Kate Lynch makes paintings and drawings of Somerset farming and rural work and collects stories from people she features. Her latest exhibition opens on March 26 and her new book CRAFT – SOMERSET PORTRAITS AND VOICES is published on the same day. There are 30 craftspeople celebrated – some practising familiar country skills and others keeping alive crafts which are very rare. There are hedgelayers, a dry stone waller, thatchers, a brushmaker, a cidermaker still pressing apples through straw, basketmakers, blacksmiths, farriers and a horse collar and harnessmaker. Kate also visited a hand-made paper mill powered by a waterwheel, a glass blower, a wood whittler, the only sieve and riddle maker in the country, a company weaving horsehair, a bell ropemaker and others. In the book there are all the paintings and drawings and extracts from interviews with the craftspeople featured, who talk about their training, their practice, their tools and their passion for their craft. There will be a short film of some of the craftspeople in the exhibition.
“I have been out with 30 craftspeople and it has been heartening to witness the rich seam of age-old craftsmanship alive in Somerset.
CRAFT – SOMERSET PORTRAITS AND VOICES RURAL LIFE MUSEUM, GLASTONBURY 26 March to 5 June 2022. There is a pre-publication offer of FREE POSTAGE if books are ordered on Kate’s website before publication date on March 26th. http://www.katelynch.co.uk For an invitation to the opening of the exhibition contact Kate.
The Queen Elizabeth Scholarship Trust (QEST) awards scholarship and apprenticeship funding of up to £18,000 to talented and aspiring craftspeople working in a broad range of skills, from farriery and jewellery design, to silversmithing, dry stone walling, glassblowing cheese maturing, sculpture and more. Our next application round is open 10 January – 14 February 2022 and we are looking for more talented applicants – would you be able to help us spread the word to your members, followers and network?
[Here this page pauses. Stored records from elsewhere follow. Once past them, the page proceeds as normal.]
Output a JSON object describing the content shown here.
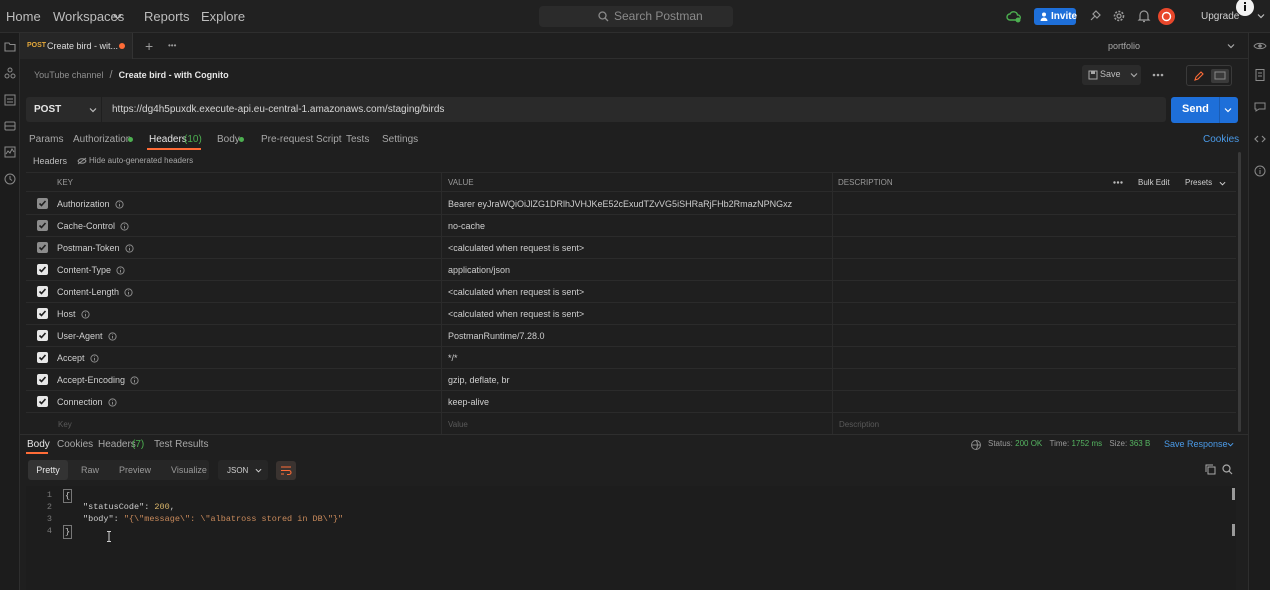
{
  "topnav": {
    "home": "Home",
    "workspaces": "Workspaces",
    "reports": "Reports",
    "explore": "Explore",
    "search_placeholder": "Search Postman",
    "invite": "Invite",
    "upgrade": "Upgrade"
  },
  "tab": {
    "method": "POST",
    "title": "Create bird - wit...",
    "add": "+",
    "more": "•••"
  },
  "environment": "portfolio",
  "breadcrumb": {
    "collection": "YouTube channel",
    "separator": "/",
    "request": "Create bird - with Cognito"
  },
  "actions": {
    "save": "Save"
  },
  "request": {
    "method": "POST",
    "url": "https://dg4h5puxdk.execute-api.eu-central-1.amazonaws.com/staging/birds",
    "send": "Send"
  },
  "reqtabs": {
    "params": "Params",
    "authorization": "Authorization",
    "headers": "Headers",
    "headers_count": "(10)",
    "body": "Body",
    "prerequest": "Pre-request Script",
    "tests": "Tests",
    "settings": "Settings",
    "cookies": "Cookies"
  },
  "subheader": {
    "title": "Headers",
    "hide": "Hide auto-generated headers"
  },
  "table": {
    "columns": {
      "key": "KEY",
      "value": "VALUE",
      "description": "DESCRIPTION"
    },
    "bulk_edit": "Bulk Edit",
    "presets": "Presets",
    "rows": [
      {
        "key": "Authorization",
        "value": "Bearer eyJraWQiOiJlZG1DRlhJVHJKeE52cExudTZvVG5iSHRaRjFHb2RmazNPNGxz",
        "checked": true,
        "auto": true
      },
      {
        "key": "Cache-Control",
        "value": "no-cache",
        "checked": true,
        "auto": true
      },
      {
        "key": "Postman-Token",
        "value": "<calculated when request is sent>",
        "checked": true,
        "auto": true
      },
      {
        "key": "Content-Type",
        "value": "application/json",
        "checked": true,
        "auto": false
      },
      {
        "key": "Content-Length",
        "value": "<calculated when request is sent>",
        "checked": true,
        "auto": false
      },
      {
        "key": "Host",
        "value": "<calculated when request is sent>",
        "checked": true,
        "auto": false
      },
      {
        "key": "User-Agent",
        "value": "PostmanRuntime/7.28.0",
        "checked": true,
        "auto": false
      },
      {
        "key": "Accept",
        "value": "*/*",
        "checked": true,
        "auto": false
      },
      {
        "key": "Accept-Encoding",
        "value": "gzip, deflate, br",
        "checked": true,
        "auto": false
      },
      {
        "key": "Connection",
        "value": "keep-alive",
        "checked": true,
        "auto": false
      }
    ],
    "placeholder": {
      "key": "Key",
      "value": "Value",
      "description": "Description"
    }
  },
  "response": {
    "tabs": {
      "body": "Body",
      "cookies": "Cookies",
      "headers": "Headers",
      "headers_count": "(7)",
      "test_results": "Test Results"
    },
    "status_label": "Status:",
    "status": "200 OK",
    "time_label": "Time:",
    "time": "1752 ms",
    "size_label": "Size:",
    "size": "363 B",
    "save": "Save Response",
    "views": {
      "pretty": "Pretty",
      "raw": "Raw",
      "preview": "Preview",
      "visualize": "Visualize",
      "format": "JSON"
    },
    "code": [
      {
        "n": "1",
        "text": "{"
      },
      {
        "n": "2",
        "key": "\"statusCode\"",
        "sep": ": ",
        "val": "200",
        "end": ","
      },
      {
        "n": "3",
        "key": "\"body\"",
        "sep": ": ",
        "val": "\"{\\\"message\\\": \\\"albatross stored in DB\\\"}\"",
        "end": ""
      },
      {
        "n": "4",
        "text": "}"
      }
    ]
  },
  "colors": {
    "accent": "#1e6fd9",
    "orange": "#ff6c37",
    "green": "#4caf50",
    "status": "#55b561"
  }
}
QEST celebrated its 30th anniversary in 2020 and since 1990 has awarded over £5million to 650 individuals working in over 130 different crafts. We define craft broadly and welcome applications from all areas including rural skills, contemporary craft, conservation, luthiery and much more. A directory of all our alumni can be seen on our website, along with more details on how to apply – www.qest.org.uk (We have two application rounds each year – in January and July).
We will be holding three ‘How To Apply’ sessions on zoom to give advice and tips on the application process:
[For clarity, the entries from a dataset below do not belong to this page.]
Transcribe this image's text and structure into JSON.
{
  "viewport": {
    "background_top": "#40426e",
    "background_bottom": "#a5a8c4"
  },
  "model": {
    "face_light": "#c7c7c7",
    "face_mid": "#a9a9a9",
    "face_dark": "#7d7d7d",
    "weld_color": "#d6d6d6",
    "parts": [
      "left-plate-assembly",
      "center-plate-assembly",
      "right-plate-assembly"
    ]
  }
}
The website has just been updated with the latest courses running up until May 2022. They include hedge laying, dry stone walling, tool sharpening and cleft gate hurdle making. You can book a place here:
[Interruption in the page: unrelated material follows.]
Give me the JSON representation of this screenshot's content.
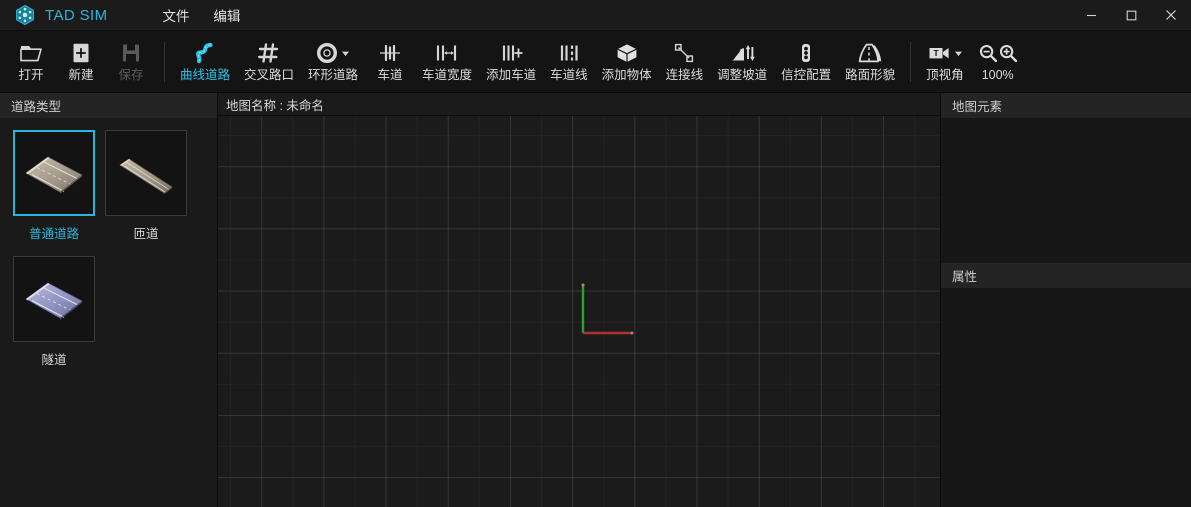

Due to a couple of cancellations, a couple of places have become available on our Turf Hedging Course on Saturday!
We tend to only run this course once every couple of years or so, therefore it’s a golden oppertunity to learn this interesting and useful skill.
Saturday 20th November 2021
Culvertor Farm, Farthing Lane, Marldon, TQ3 1RR
Grid Reference: 861628
Instructor: Chris Stanton
Many of Devon’s hedgebanks are not faced with stone (see stone facing course). Instead they are made entirely of soil. When the bank begins to erode or collapse, it can be repaired using blocks of turf cut from the field. The blocks are placed like stonework with the grass face outermost. You’ll need a Devon shovel and a decent mattock.
Bookings are coming in thick and fast since our publicity guru, Chris Baker appeared on BBC Radio Devon last friday. The dry stone walling course is completely booked up with three on the reserves list and the hedge laying courses are selling like hot cakes so book now if you want one: https://www.drst.org.uk/pg/Diary.aspx
There are still plenty of spaces on the turf hedging course. This is an essential skill for hedgelayers, enabling them to repair small sections of hedge bank simply using a mattock and a shovel. You can book a place on that course here: https://www.drst.org.uk/pg/course/coursedet.aspx?id=111
One rural skill that is not taught by DRST is the art of mowing with the scythe. Jeremy Weiss has been running courses on this all through the summer and on thursday 23rd of September he’s running a scythe workshop for improvers. You can find details here: https://properedges.com/courses/